(Aim of the exercise) Count every line below that contains "desc", then state the total with no other output.

(Provided material)
--- START ---

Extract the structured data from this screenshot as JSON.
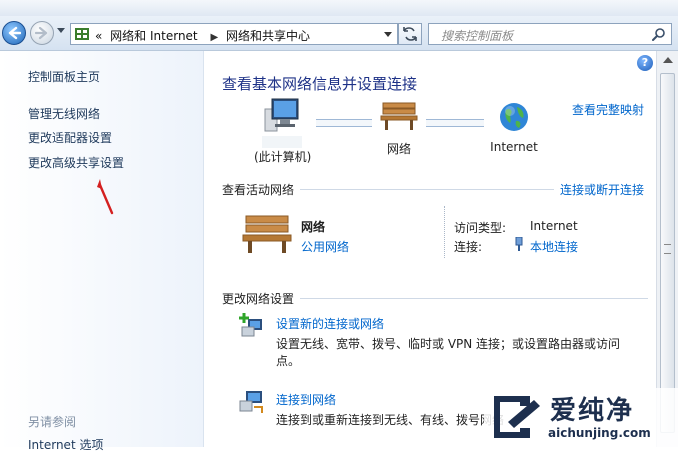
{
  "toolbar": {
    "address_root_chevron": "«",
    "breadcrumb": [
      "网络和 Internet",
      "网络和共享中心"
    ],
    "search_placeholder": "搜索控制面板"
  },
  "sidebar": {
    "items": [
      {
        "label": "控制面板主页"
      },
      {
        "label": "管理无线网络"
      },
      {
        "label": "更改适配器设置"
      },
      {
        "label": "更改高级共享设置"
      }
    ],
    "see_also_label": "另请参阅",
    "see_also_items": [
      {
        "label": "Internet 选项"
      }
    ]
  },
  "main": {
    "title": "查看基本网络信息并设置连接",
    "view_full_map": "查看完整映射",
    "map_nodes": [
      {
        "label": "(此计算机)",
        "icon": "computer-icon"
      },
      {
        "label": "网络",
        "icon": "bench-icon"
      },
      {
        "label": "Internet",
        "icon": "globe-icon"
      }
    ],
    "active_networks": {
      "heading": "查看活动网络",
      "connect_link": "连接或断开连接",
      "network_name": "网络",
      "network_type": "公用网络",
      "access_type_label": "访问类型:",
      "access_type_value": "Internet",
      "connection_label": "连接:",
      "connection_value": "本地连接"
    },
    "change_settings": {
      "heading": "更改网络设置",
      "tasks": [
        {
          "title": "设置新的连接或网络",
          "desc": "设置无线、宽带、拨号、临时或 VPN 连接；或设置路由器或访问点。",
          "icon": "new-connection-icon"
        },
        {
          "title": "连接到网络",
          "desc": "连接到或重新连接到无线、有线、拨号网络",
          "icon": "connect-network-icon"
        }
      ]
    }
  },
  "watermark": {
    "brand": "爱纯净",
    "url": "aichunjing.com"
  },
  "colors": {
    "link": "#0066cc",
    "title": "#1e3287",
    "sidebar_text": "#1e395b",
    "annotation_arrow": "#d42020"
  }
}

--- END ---
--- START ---

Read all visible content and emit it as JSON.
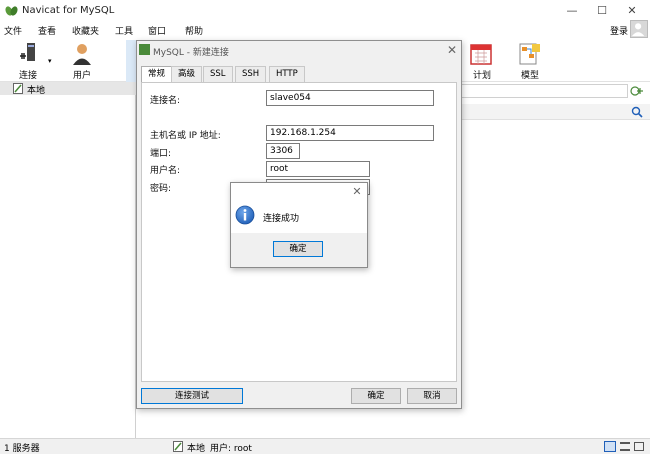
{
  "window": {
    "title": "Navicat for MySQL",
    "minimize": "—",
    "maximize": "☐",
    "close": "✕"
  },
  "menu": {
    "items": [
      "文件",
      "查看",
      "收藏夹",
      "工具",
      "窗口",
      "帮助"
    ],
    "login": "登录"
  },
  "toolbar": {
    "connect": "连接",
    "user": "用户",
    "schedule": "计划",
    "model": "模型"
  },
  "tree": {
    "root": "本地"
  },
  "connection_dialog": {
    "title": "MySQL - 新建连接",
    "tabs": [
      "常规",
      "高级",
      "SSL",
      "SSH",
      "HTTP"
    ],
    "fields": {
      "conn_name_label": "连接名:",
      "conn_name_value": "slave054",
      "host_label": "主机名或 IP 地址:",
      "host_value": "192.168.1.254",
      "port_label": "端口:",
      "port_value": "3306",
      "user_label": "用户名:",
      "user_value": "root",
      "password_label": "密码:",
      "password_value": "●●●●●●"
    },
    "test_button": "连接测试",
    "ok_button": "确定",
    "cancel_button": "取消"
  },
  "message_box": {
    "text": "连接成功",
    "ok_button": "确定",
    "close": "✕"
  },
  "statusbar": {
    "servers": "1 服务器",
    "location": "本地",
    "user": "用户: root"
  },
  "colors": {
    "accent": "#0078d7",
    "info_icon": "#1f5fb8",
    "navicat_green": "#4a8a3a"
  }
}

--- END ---
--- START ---

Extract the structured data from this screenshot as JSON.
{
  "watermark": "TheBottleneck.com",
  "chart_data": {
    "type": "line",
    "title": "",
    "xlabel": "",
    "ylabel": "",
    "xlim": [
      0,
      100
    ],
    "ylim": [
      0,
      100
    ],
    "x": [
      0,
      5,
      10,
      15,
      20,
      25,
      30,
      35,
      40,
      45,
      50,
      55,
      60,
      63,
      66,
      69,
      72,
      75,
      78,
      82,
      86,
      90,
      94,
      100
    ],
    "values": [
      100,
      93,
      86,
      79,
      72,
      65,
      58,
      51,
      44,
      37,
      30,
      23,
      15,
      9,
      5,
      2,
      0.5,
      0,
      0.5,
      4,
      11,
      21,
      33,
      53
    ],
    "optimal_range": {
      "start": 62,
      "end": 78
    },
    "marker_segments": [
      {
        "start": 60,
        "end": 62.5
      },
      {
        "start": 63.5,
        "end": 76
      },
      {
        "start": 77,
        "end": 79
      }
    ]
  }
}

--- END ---

(Task solution) 2